Pachi-related products, from plush dolls to t-shirts, account for about 30 per cent of all Games merchandise sales so far, organizers say.
"Our superstar product is definitely Pachi," Rick Ramsbottom, TO2015's vice president in charge of products and sponsorships, told CBC News.
Ramsbottom says about 90 per cent of all sales will take place during the Games, as fans and athletes shop for souvenirs. Along with Pachi, there will be plenty of Games-time releases, including commemorative pins ("we're having a hard time keeping pins in stock, Ramsbottom said), shirts and even special leather medal pouches made by Roots.
Still, at the Games stores — there's already one in the Eaton Centre and a 10,000-square foot megastore in Nathan Phillips Square officially launches on Canada Day — Pachi is king.
The brightly-coloured porcupine has "put a friendliness on the Games … people have fallen in love with Pachi," Ramsbottom said, noting he's coveted by everyone from children to elite athletes.
Ramsbottom, who also worked on the Vancouver Olympics, said mascots seem to be more popular at multi-sport events than they are in the professional sports world.

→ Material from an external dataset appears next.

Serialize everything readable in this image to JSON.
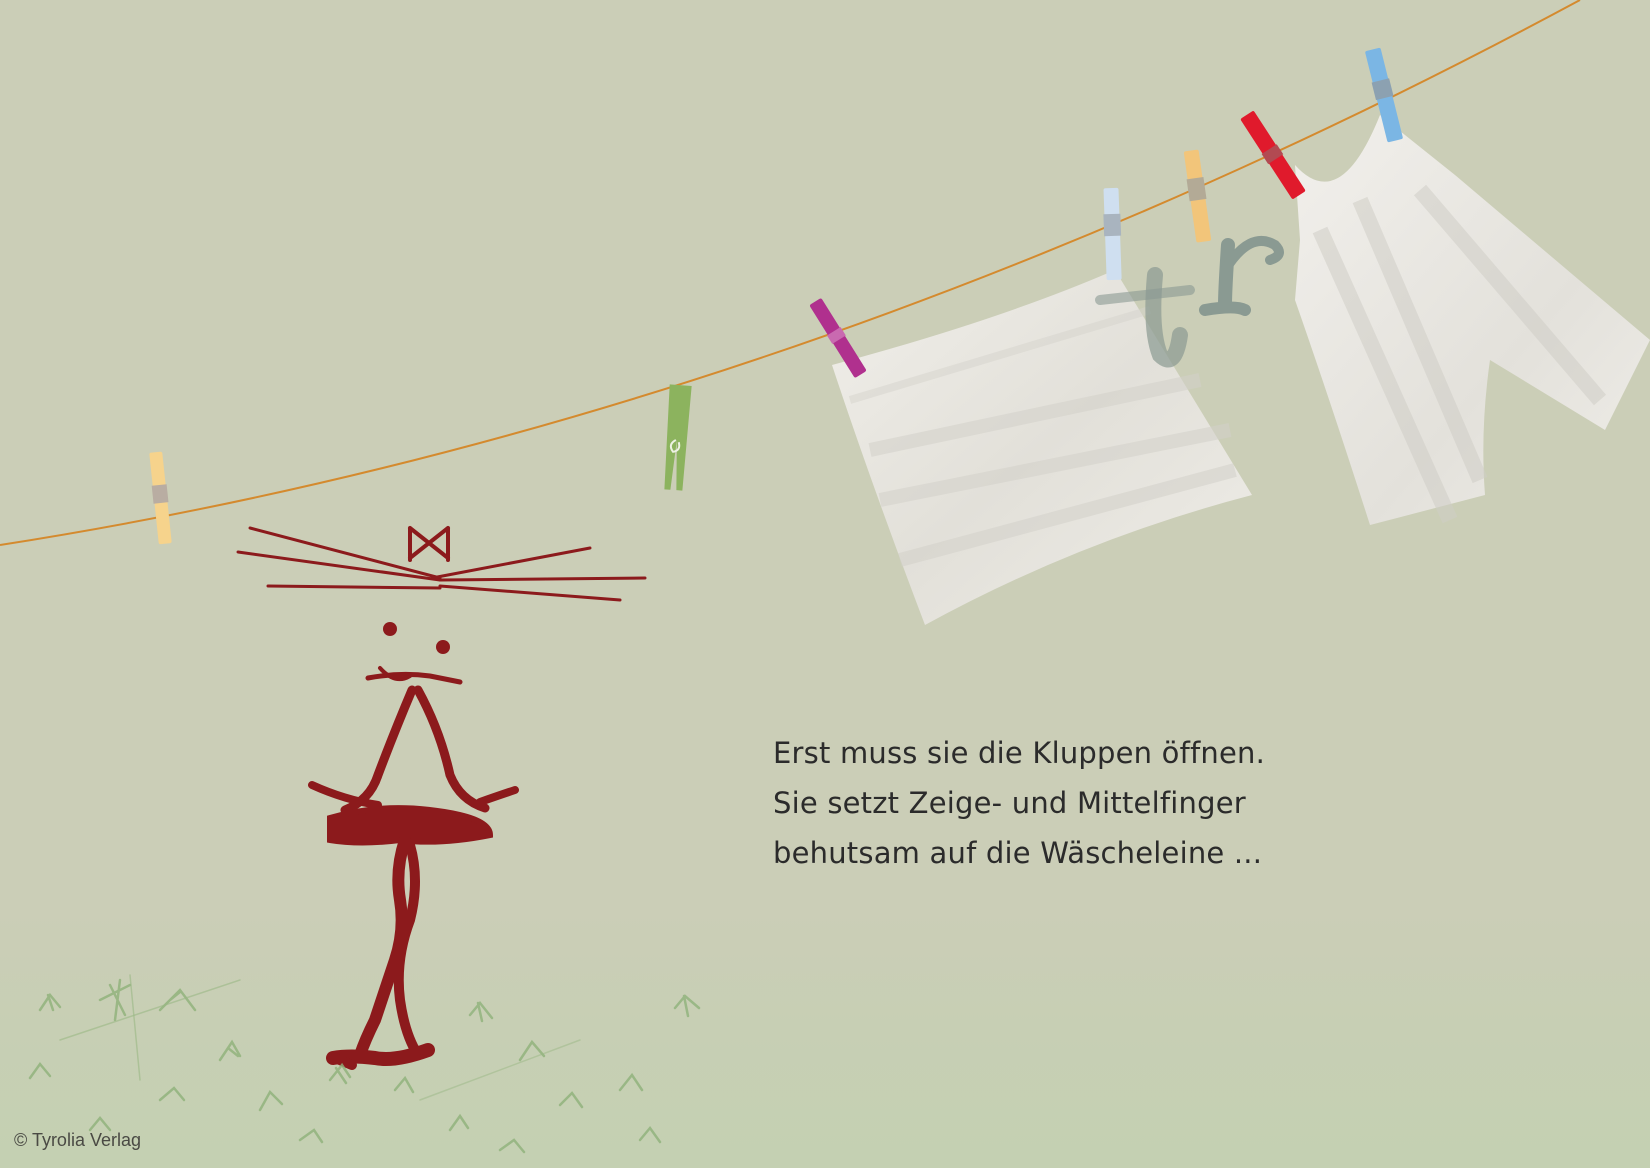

For example, Commonwealth Games organizers in Glasgow, Scotland sold more than 50,000 stuffed versions of its mascot, Clyde the thistle.

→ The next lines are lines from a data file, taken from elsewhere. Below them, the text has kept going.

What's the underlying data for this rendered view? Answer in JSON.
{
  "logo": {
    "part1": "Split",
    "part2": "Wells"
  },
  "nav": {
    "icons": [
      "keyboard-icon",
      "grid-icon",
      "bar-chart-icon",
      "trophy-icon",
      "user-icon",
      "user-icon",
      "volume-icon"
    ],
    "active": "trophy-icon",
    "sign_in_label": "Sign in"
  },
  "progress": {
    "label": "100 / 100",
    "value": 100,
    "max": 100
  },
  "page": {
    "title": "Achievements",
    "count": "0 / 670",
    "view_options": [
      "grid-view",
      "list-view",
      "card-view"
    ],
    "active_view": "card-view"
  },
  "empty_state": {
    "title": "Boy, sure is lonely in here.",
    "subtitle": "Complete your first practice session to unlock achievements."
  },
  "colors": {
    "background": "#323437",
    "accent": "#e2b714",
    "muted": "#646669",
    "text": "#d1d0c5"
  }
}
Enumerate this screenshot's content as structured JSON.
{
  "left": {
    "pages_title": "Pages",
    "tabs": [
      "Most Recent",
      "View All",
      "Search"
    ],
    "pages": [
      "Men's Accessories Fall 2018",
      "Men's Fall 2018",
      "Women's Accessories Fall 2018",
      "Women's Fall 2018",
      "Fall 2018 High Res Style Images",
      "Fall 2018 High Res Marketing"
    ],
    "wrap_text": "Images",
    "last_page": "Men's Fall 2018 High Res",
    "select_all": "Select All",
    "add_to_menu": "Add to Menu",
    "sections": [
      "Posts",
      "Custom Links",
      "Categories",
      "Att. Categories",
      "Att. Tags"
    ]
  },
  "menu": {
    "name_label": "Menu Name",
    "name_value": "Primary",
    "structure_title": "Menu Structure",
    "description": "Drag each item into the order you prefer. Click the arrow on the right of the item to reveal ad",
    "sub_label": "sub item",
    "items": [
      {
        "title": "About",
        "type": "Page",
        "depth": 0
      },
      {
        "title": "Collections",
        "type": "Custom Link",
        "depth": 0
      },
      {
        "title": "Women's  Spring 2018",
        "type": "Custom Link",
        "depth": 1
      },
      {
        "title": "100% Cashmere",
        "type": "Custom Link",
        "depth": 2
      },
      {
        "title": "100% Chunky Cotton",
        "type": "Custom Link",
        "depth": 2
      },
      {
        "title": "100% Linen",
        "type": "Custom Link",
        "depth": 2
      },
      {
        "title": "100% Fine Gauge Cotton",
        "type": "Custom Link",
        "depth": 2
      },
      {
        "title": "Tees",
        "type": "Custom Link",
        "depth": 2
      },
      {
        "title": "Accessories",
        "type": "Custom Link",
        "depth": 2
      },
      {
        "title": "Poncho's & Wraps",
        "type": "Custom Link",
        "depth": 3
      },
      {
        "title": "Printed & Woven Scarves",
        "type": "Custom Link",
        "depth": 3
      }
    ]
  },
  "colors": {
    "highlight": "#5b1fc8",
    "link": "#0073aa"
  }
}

Pachi, who like Clyde was conceived by a group of schoolchildren then given a polished backstory, appears well on the way to selling in similar numbers.
The 8 1/2-inch sitting Pachi dolls have already sold out once, forcing organizers to scramble to get more.

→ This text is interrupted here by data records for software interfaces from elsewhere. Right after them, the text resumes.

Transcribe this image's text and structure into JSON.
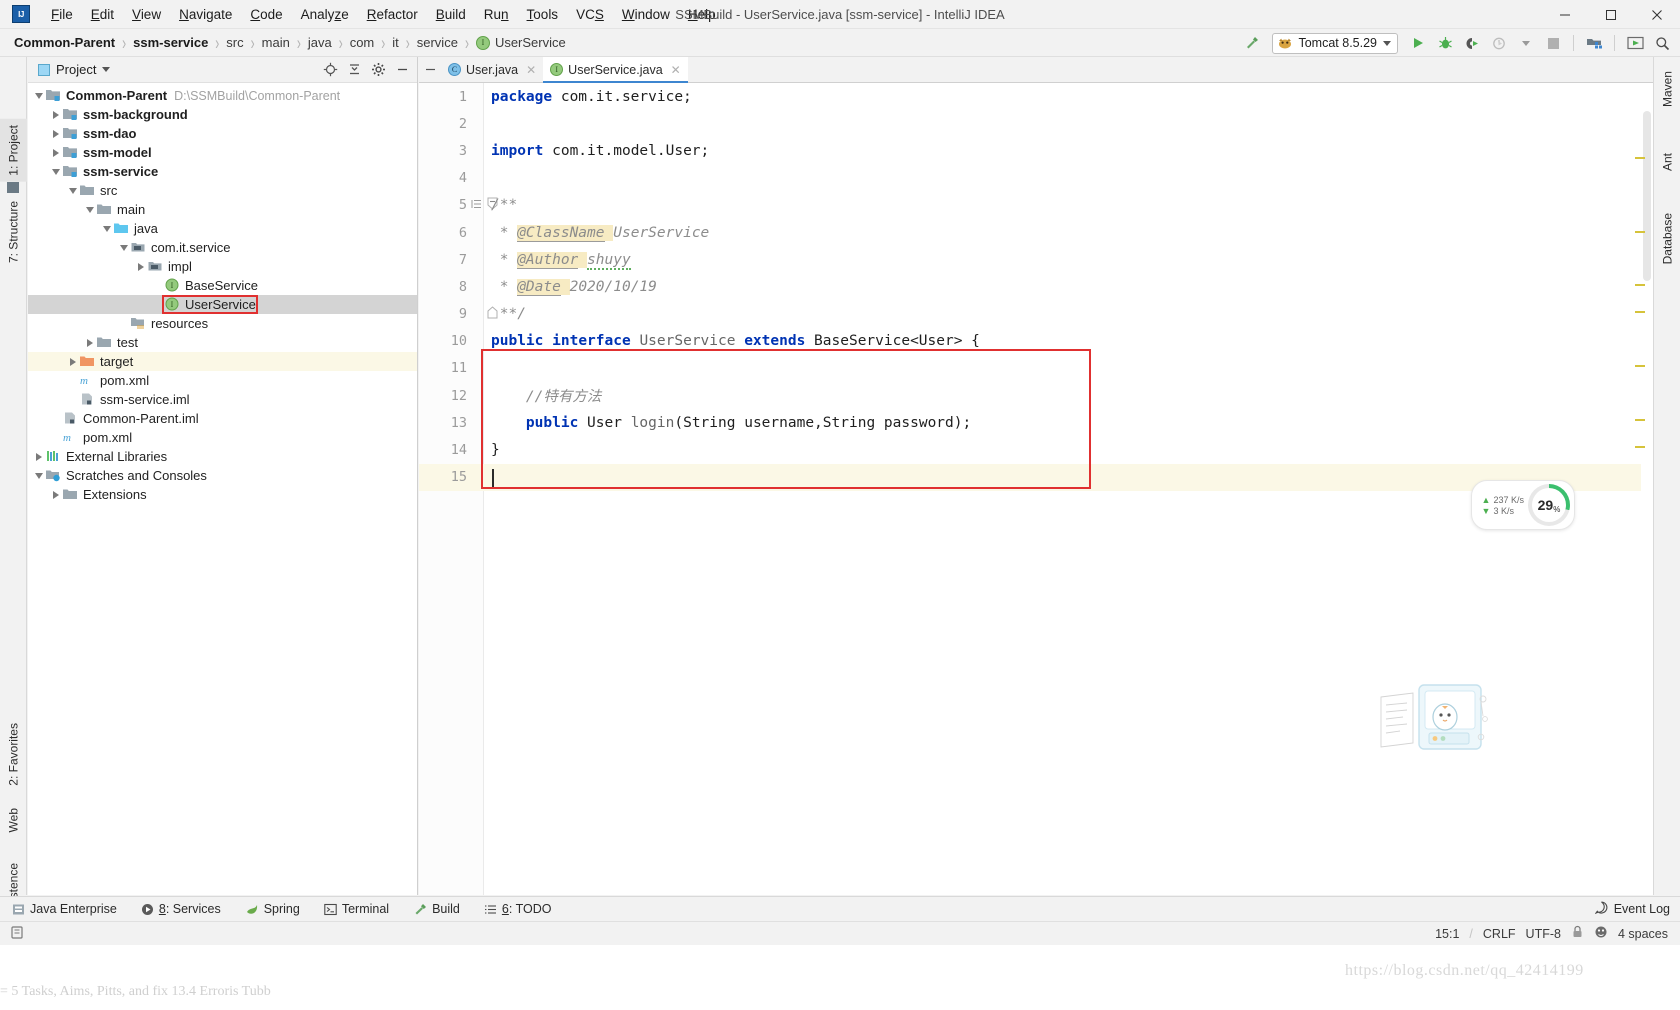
{
  "window": {
    "title": "SSMBuild - UserService.java [ssm-service] - IntelliJ IDEA",
    "logo": "intellij-idea-logo",
    "controls": {
      "minimize": "minimize-icon",
      "maximize": "maximize-icon",
      "close": "close-icon"
    }
  },
  "menubar": {
    "items": [
      {
        "label": "File",
        "mnemonic": "F"
      },
      {
        "label": "Edit",
        "mnemonic": "E"
      },
      {
        "label": "View",
        "mnemonic": "V"
      },
      {
        "label": "Navigate",
        "mnemonic": "N"
      },
      {
        "label": "Code",
        "mnemonic": "C"
      },
      {
        "label": "Analyze",
        "mnemonic": "z"
      },
      {
        "label": "Refactor",
        "mnemonic": "R"
      },
      {
        "label": "Build",
        "mnemonic": "B"
      },
      {
        "label": "Run",
        "mnemonic": "n"
      },
      {
        "label": "Tools",
        "mnemonic": "T"
      },
      {
        "label": "VCS",
        "mnemonic": "S"
      },
      {
        "label": "Window",
        "mnemonic": "W"
      },
      {
        "label": "Help",
        "mnemonic": "H"
      }
    ]
  },
  "breadcrumb": {
    "items": [
      {
        "label": "Common-Parent",
        "bold": true
      },
      {
        "label": "ssm-service",
        "bold": true
      },
      {
        "label": "src",
        "bold": false
      },
      {
        "label": "main",
        "bold": false
      },
      {
        "label": "java",
        "bold": false
      },
      {
        "label": "com",
        "bold": false
      },
      {
        "label": "it",
        "bold": false
      },
      {
        "label": "service",
        "bold": false
      },
      {
        "label": "UserService",
        "bold": false,
        "icon": "interface-icon"
      }
    ]
  },
  "toolbar": {
    "build_label": "build-hammer-icon",
    "run_config": {
      "label": "Tomcat 8.5.29",
      "icon": "tomcat-icon",
      "dropdown": "chevron-down-icon"
    },
    "run_button": "run-icon",
    "debug_button": "debug-icon",
    "run_coverage_button": "run-with-coverage-icon",
    "profile_button": "profile-icon",
    "stop_button": "stop-icon",
    "project_structure_button": "project-structure-icon",
    "update_app_button": "update-running-application-icon",
    "search_button": "search-everywhere-icon"
  },
  "left_stripe": {
    "tabs": [
      {
        "label": "1: Project",
        "selected": true,
        "icon": "project-icon"
      },
      {
        "label": "7: Structure",
        "selected": false,
        "icon": "structure-icon"
      },
      {
        "label": "2: Favorites",
        "selected": false,
        "icon": "star-icon"
      },
      {
        "label": "Web",
        "selected": false,
        "icon": "web-icon"
      },
      {
        "label": "Persistence",
        "selected": false,
        "icon": "persistence-icon"
      }
    ]
  },
  "right_stripe": {
    "tabs": [
      {
        "label": "Maven",
        "icon": "maven-icon"
      },
      {
        "label": "Ant",
        "icon": "ant-icon"
      },
      {
        "label": "Database",
        "icon": "database-icon"
      }
    ]
  },
  "project_panel": {
    "title": "Project",
    "title_dropdown": "chevron-down-icon",
    "actions": [
      "locate-icon",
      "collapse-all-icon",
      "settings-gear-icon",
      "hide-icon"
    ],
    "tree": [
      {
        "indent": 0,
        "arrow": "open",
        "icon": "module-root",
        "label": "Common-Parent",
        "bold": true,
        "path": "D:\\SSMBuild\\Common-Parent",
        "state": "normal"
      },
      {
        "indent": 1,
        "arrow": "closed",
        "icon": "module-root",
        "label": "ssm-background",
        "bold": true,
        "path": "",
        "state": "normal"
      },
      {
        "indent": 1,
        "arrow": "closed",
        "icon": "module-root",
        "label": "ssm-dao",
        "bold": true,
        "path": "",
        "state": "normal"
      },
      {
        "indent": 1,
        "arrow": "closed",
        "icon": "module-root",
        "label": "ssm-model",
        "bold": true,
        "path": "",
        "state": "normal"
      },
      {
        "indent": 1,
        "arrow": "open",
        "icon": "module-root",
        "label": "ssm-service",
        "bold": true,
        "path": "",
        "state": "normal"
      },
      {
        "indent": 2,
        "arrow": "open",
        "icon": "folder-gray",
        "label": "src",
        "bold": false,
        "path": "",
        "state": "normal"
      },
      {
        "indent": 3,
        "arrow": "open",
        "icon": "folder-gray",
        "label": "main",
        "bold": false,
        "path": "",
        "state": "normal"
      },
      {
        "indent": 4,
        "arrow": "open",
        "icon": "folder-source",
        "label": "java",
        "bold": false,
        "path": "",
        "state": "normal"
      },
      {
        "indent": 5,
        "arrow": "open",
        "icon": "package-icon",
        "label": "com.it.service",
        "bold": false,
        "path": "",
        "state": "normal"
      },
      {
        "indent": 6,
        "arrow": "closed",
        "icon": "package-icon",
        "label": "impl",
        "bold": false,
        "path": "",
        "state": "normal"
      },
      {
        "indent": 7,
        "arrow": "none",
        "icon": "interface-icon",
        "label": "BaseService",
        "bold": false,
        "path": "",
        "state": "normal"
      },
      {
        "indent": 7,
        "arrow": "none",
        "icon": "interface-icon",
        "label": "UserService",
        "bold": false,
        "path": "",
        "state": "selected-highlighted"
      },
      {
        "indent": 5,
        "arrow": "none",
        "icon": "folder-resources",
        "label": "resources",
        "bold": false,
        "path": "",
        "state": "normal"
      },
      {
        "indent": 3,
        "arrow": "closed",
        "icon": "folder-gray",
        "label": "test",
        "bold": false,
        "path": "",
        "state": "normal"
      },
      {
        "indent": 2,
        "arrow": "closed",
        "icon": "folder-target",
        "label": "target",
        "bold": false,
        "path": "",
        "state": "yellow"
      },
      {
        "indent": 2,
        "arrow": "none",
        "icon": "maven-file",
        "label": "pom.xml",
        "bold": false,
        "path": "",
        "state": "normal"
      },
      {
        "indent": 2,
        "arrow": "none",
        "icon": "iml-file",
        "label": "ssm-service.iml",
        "bold": false,
        "path": "",
        "state": "normal"
      },
      {
        "indent": 1,
        "arrow": "none",
        "icon": "iml-file",
        "label": "Common-Parent.iml",
        "bold": false,
        "path": "",
        "state": "normal"
      },
      {
        "indent": 1,
        "arrow": "none",
        "icon": "maven-file",
        "label": "pom.xml",
        "bold": false,
        "path": "",
        "state": "normal"
      },
      {
        "indent": 0,
        "arrow": "closed",
        "icon": "libraries-icon",
        "label": "External Libraries",
        "bold": false,
        "path": "",
        "state": "normal"
      },
      {
        "indent": 0,
        "arrow": "open",
        "icon": "scratches-icon",
        "label": "Scratches and Consoles",
        "bold": false,
        "path": "",
        "state": "normal"
      },
      {
        "indent": 1,
        "arrow": "closed",
        "icon": "folder-gray",
        "label": "Extensions",
        "bold": false,
        "path": "",
        "state": "normal"
      }
    ]
  },
  "editor": {
    "tabs": [
      {
        "label": "User.java",
        "icon": "class-icon",
        "active": false,
        "close": "close-icon"
      },
      {
        "label": "UserService.java",
        "icon": "interface-icon",
        "active": true,
        "close": "close-icon"
      }
    ],
    "hide_tabs_button": "hide-icon",
    "lines": [
      {
        "num": "1",
        "highlight": false,
        "fold": "",
        "segments": [
          {
            "t": "package",
            "c": "kw"
          },
          {
            "t": " com.it.service;",
            "c": "pl"
          }
        ]
      },
      {
        "num": "2",
        "highlight": false,
        "fold": "",
        "segments": []
      },
      {
        "num": "3",
        "highlight": false,
        "fold": "",
        "segments": [
          {
            "t": "import",
            "c": "kw"
          },
          {
            "t": " com.it.model.User;",
            "c": "pl"
          }
        ]
      },
      {
        "num": "4",
        "highlight": false,
        "fold": "",
        "segments": []
      },
      {
        "num": "5",
        "highlight": false,
        "fold": "minus",
        "segments": [
          {
            "t": "/**",
            "c": "cm"
          }
        ]
      },
      {
        "num": "6",
        "highlight": false,
        "fold": "",
        "segments": [
          {
            "t": " * ",
            "c": "cm"
          },
          {
            "t": "@ClassName",
            "c": "anno"
          },
          {
            "t": " ",
            "c": "annob"
          },
          {
            "t": "UserService",
            "c": "cm"
          }
        ]
      },
      {
        "num": "7",
        "highlight": false,
        "fold": "",
        "segments": [
          {
            "t": " * ",
            "c": "cm"
          },
          {
            "t": "@Author",
            "c": "anno"
          },
          {
            "t": " ",
            "c": "annob"
          },
          {
            "t": "shuyy",
            "c": "cm sq"
          }
        ]
      },
      {
        "num": "8",
        "highlight": false,
        "fold": "",
        "segments": [
          {
            "t": " * ",
            "c": "cm"
          },
          {
            "t": "@Date",
            "c": "anno"
          },
          {
            "t": " ",
            "c": "annob"
          },
          {
            "t": "2020/10/19",
            "c": "cm"
          }
        ]
      },
      {
        "num": "9",
        "highlight": false,
        "fold": "end",
        "segments": [
          {
            "t": " **/",
            "c": "cm"
          }
        ]
      },
      {
        "num": "10",
        "highlight": false,
        "fold": "",
        "segments": [
          {
            "t": "public",
            "c": "kw"
          },
          {
            "t": " ",
            "c": "pl"
          },
          {
            "t": "interface",
            "c": "kw"
          },
          {
            "t": " ",
            "c": "pl"
          },
          {
            "t": "UserService",
            "c": "ty"
          },
          {
            "t": " ",
            "c": "pl"
          },
          {
            "t": "extends",
            "c": "kw"
          },
          {
            "t": " ",
            "c": "pl"
          },
          {
            "t": "BaseService<User> {",
            "c": "pl"
          }
        ]
      },
      {
        "num": "11",
        "highlight": false,
        "fold": "",
        "segments": []
      },
      {
        "num": "12",
        "highlight": false,
        "fold": "",
        "segments": [
          {
            "t": "    //特有方法",
            "c": "cm"
          }
        ]
      },
      {
        "num": "13",
        "highlight": false,
        "fold": "",
        "segments": [
          {
            "t": "    ",
            "c": "pl"
          },
          {
            "t": "public",
            "c": "kw"
          },
          {
            "t": " ",
            "c": "pl"
          },
          {
            "t": "User",
            "c": "pl"
          },
          {
            "t": " ",
            "c": "pl"
          },
          {
            "t": "login",
            "c": "ty"
          },
          {
            "t": "(",
            "c": "pl"
          },
          {
            "t": "String",
            "c": "pl"
          },
          {
            "t": " username,",
            "c": "pl"
          },
          {
            "t": "String",
            "c": "pl"
          },
          {
            "t": " password);",
            "c": "pl"
          }
        ]
      },
      {
        "num": "14",
        "highlight": false,
        "fold": "",
        "segments": [
          {
            "t": "}",
            "c": "pl"
          }
        ]
      },
      {
        "num": "15",
        "highlight": true,
        "fold": "",
        "segments": []
      }
    ],
    "code_highlight_box": true
  },
  "net_widget": {
    "upload": "237 K/s",
    "download": "3  K/s",
    "upload_icon": "arrow-up-icon",
    "download_icon": "arrow-down-icon",
    "percent": "29",
    "percent_symbol": "%"
  },
  "bottom_toolbar": {
    "items": [
      {
        "label": "Java Enterprise",
        "icon": "java-enterprise-icon",
        "mnemonic": ""
      },
      {
        "label": "8: Services",
        "icon": "services-icon",
        "mnemonic": "8"
      },
      {
        "label": "Spring",
        "icon": "spring-icon",
        "mnemonic": ""
      },
      {
        "label": "Terminal",
        "icon": "terminal-icon",
        "mnemonic": ""
      },
      {
        "label": "Build",
        "icon": "build-icon",
        "mnemonic": ""
      },
      {
        "label": "6: TODO",
        "icon": "todo-icon",
        "mnemonic": "6"
      }
    ],
    "event_log": {
      "label": "Event Log",
      "icon": "event-log-icon"
    }
  },
  "statusbar": {
    "memory_icon": "memory-indicator-icon",
    "caret_position": "15:1",
    "line_separator": "CRLF",
    "encoding": "UTF-8",
    "lock_icon": "read-only-lock-icon",
    "git_icon": "git-branch-icon",
    "indent": "4 spaces",
    "separator": "/"
  },
  "watermarks": {
    "right": "https://blog.csdn.net/qq_42414199",
    "bottom": "= 5 Tasks, Aims, Pitts, and fix 13.4 Erroris Tubb"
  },
  "colors": {
    "accent_blue": "#3d86d0",
    "keyword_blue": "#0033b3",
    "red_box": "#e03030",
    "green_interface": "#94ca7d",
    "highlight_yellow": "#fbf8e6",
    "annotation_bg": "#f7ebc3",
    "selection_gray": "#d4d4d4",
    "ring_green": "#3bbf6e"
  }
}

"We have gone through ebbs and flows from a supply standpoint," Ramsbottom admits, adding stores are currently well stocked.
That said, "if you really want to make sure you get Pachi, get him early," he said.Suggest a correction